**TASK GOAL**
Report the tally of lines in the material below that have the string "Today", with no other output.
Top of EXTRACTED INFORMATION
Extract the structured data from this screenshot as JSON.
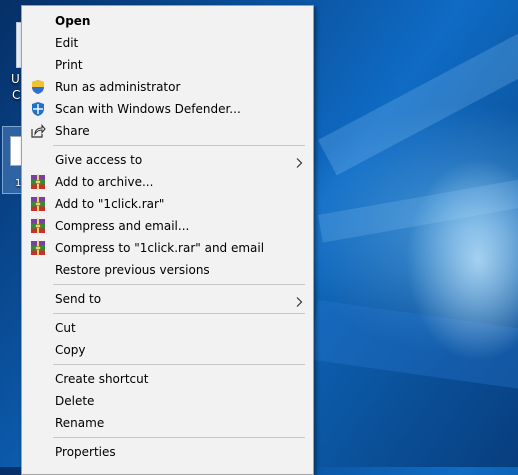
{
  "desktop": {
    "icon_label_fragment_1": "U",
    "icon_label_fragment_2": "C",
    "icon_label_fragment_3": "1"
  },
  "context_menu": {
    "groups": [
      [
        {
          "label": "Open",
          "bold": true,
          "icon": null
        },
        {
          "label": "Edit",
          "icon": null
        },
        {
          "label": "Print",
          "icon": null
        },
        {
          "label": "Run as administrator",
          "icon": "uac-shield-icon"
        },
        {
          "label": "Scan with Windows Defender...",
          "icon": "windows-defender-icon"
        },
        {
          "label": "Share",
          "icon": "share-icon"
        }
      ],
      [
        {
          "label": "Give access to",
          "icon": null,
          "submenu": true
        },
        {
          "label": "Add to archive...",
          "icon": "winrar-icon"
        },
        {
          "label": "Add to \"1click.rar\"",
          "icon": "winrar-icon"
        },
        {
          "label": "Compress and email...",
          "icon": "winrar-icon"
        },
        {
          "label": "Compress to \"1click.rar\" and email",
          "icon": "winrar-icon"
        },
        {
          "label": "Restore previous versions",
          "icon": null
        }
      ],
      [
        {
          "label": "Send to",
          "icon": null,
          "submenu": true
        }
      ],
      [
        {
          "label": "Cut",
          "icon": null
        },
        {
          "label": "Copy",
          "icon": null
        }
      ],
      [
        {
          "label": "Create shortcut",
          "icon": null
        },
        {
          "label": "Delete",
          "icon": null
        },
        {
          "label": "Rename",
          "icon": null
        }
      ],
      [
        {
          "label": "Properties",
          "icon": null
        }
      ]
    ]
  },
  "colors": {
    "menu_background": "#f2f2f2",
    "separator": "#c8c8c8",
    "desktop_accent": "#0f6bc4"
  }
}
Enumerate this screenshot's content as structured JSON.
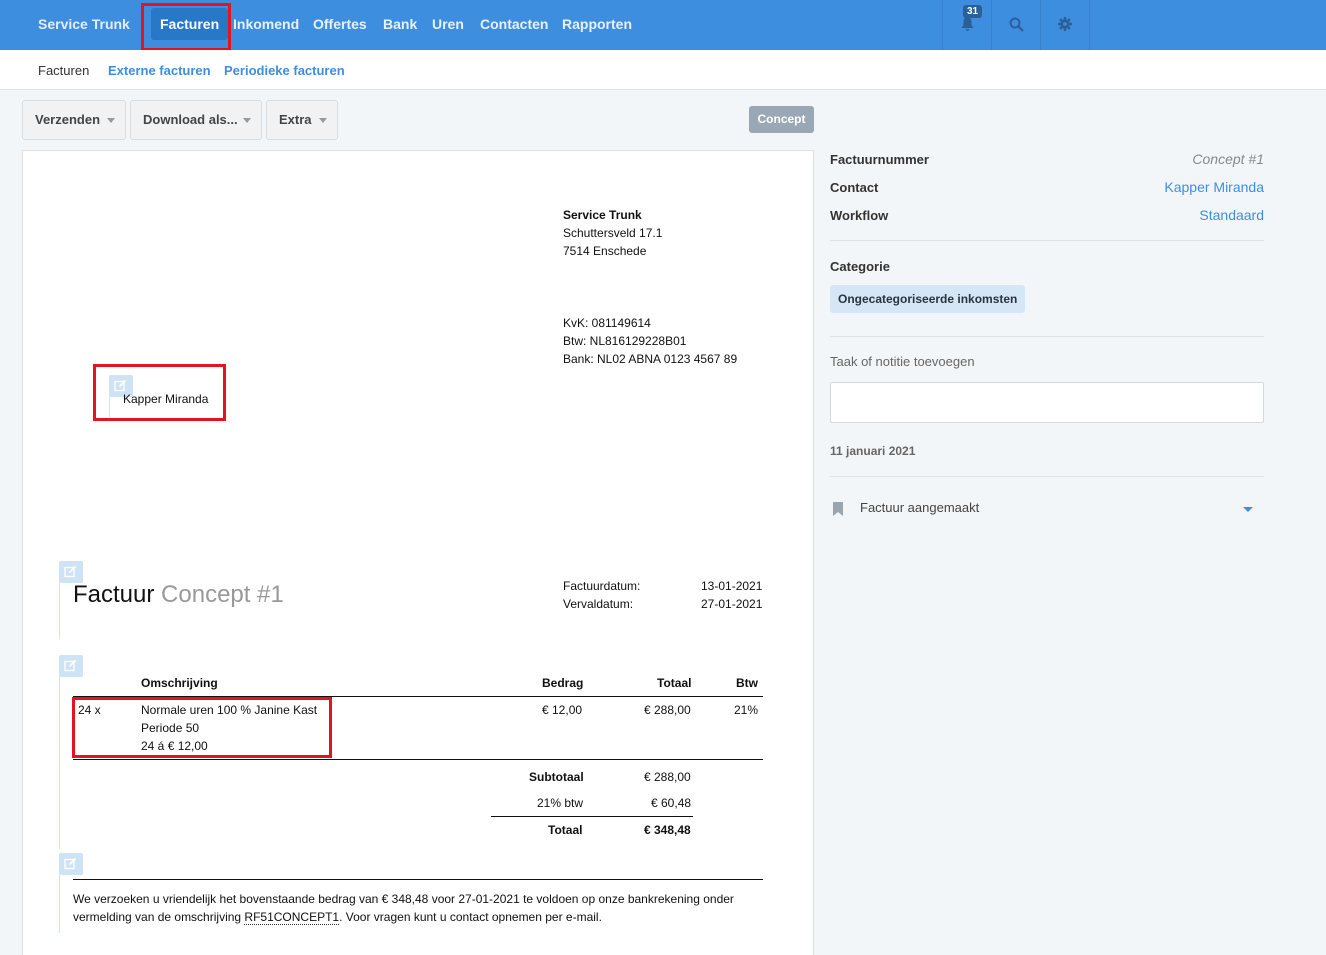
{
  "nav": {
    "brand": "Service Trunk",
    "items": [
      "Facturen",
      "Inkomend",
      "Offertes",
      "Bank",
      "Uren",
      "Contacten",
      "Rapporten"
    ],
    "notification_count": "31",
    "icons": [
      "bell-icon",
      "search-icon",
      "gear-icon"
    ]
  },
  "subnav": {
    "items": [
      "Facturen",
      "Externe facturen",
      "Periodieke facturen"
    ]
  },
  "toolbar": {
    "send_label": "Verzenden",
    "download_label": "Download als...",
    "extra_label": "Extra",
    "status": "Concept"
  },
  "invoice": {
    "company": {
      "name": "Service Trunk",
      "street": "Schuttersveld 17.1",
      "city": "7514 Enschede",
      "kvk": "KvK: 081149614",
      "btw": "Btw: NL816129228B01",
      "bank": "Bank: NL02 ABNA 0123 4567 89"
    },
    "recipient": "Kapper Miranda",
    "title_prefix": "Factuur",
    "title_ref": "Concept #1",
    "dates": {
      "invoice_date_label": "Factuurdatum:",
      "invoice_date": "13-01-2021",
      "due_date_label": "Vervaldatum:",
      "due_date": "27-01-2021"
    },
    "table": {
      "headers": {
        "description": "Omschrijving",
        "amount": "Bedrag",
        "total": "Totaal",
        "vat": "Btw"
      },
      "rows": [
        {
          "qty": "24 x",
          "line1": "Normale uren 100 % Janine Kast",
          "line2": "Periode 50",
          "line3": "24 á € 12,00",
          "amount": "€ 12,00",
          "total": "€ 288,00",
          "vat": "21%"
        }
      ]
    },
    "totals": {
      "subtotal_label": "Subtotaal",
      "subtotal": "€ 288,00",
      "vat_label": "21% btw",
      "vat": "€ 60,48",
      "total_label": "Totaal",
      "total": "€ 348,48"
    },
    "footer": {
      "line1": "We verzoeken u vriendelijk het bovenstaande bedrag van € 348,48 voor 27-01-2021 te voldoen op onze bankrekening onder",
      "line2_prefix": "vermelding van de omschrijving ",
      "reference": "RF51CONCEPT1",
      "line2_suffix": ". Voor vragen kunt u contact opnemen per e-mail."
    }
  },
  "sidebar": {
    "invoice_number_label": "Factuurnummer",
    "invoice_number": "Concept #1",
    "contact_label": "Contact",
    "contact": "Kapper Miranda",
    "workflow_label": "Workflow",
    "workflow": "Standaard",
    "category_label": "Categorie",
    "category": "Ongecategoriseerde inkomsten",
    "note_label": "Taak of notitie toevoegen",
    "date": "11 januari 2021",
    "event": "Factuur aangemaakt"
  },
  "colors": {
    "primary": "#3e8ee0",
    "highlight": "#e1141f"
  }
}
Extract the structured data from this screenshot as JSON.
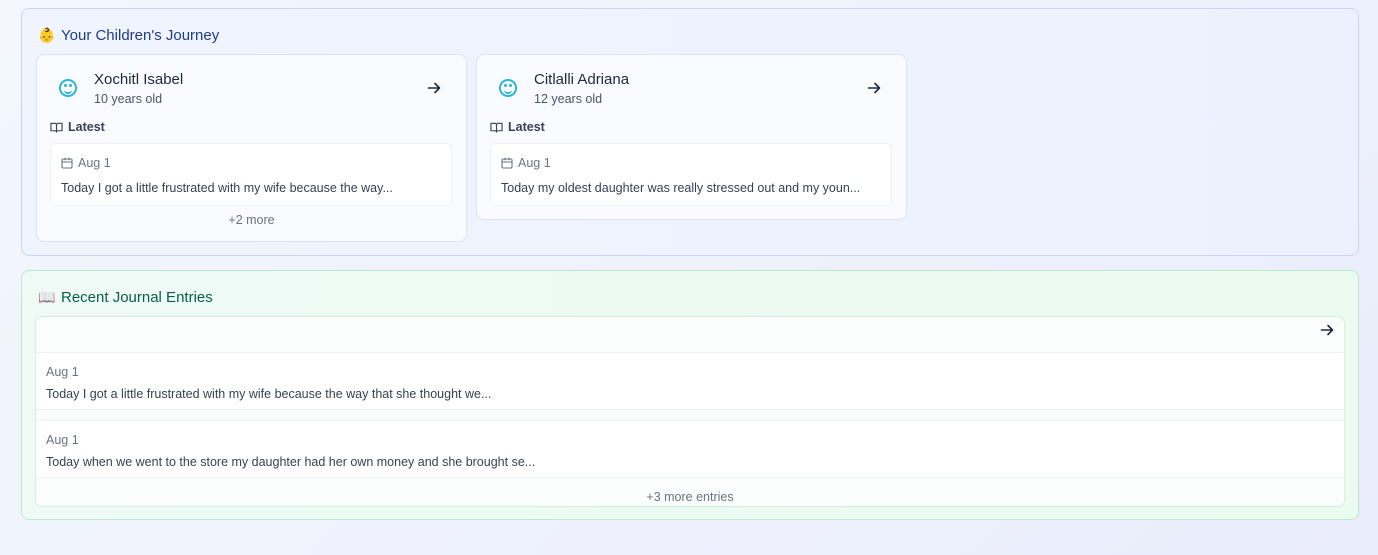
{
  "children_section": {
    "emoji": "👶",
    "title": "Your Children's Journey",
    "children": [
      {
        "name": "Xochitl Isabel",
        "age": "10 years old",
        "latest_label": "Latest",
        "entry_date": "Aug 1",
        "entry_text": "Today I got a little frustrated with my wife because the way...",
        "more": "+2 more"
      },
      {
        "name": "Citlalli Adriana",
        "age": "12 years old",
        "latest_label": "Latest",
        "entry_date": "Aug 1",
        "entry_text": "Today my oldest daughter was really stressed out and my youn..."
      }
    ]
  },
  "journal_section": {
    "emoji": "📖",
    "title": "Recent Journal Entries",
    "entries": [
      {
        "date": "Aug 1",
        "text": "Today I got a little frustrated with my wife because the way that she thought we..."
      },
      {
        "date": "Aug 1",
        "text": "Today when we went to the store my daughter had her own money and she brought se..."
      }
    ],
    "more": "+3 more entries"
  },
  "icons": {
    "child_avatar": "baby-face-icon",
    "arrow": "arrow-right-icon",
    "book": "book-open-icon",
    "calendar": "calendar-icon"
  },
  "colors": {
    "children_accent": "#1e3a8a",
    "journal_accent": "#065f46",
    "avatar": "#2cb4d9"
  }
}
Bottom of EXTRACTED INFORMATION
**EXERCISE RESULT**
4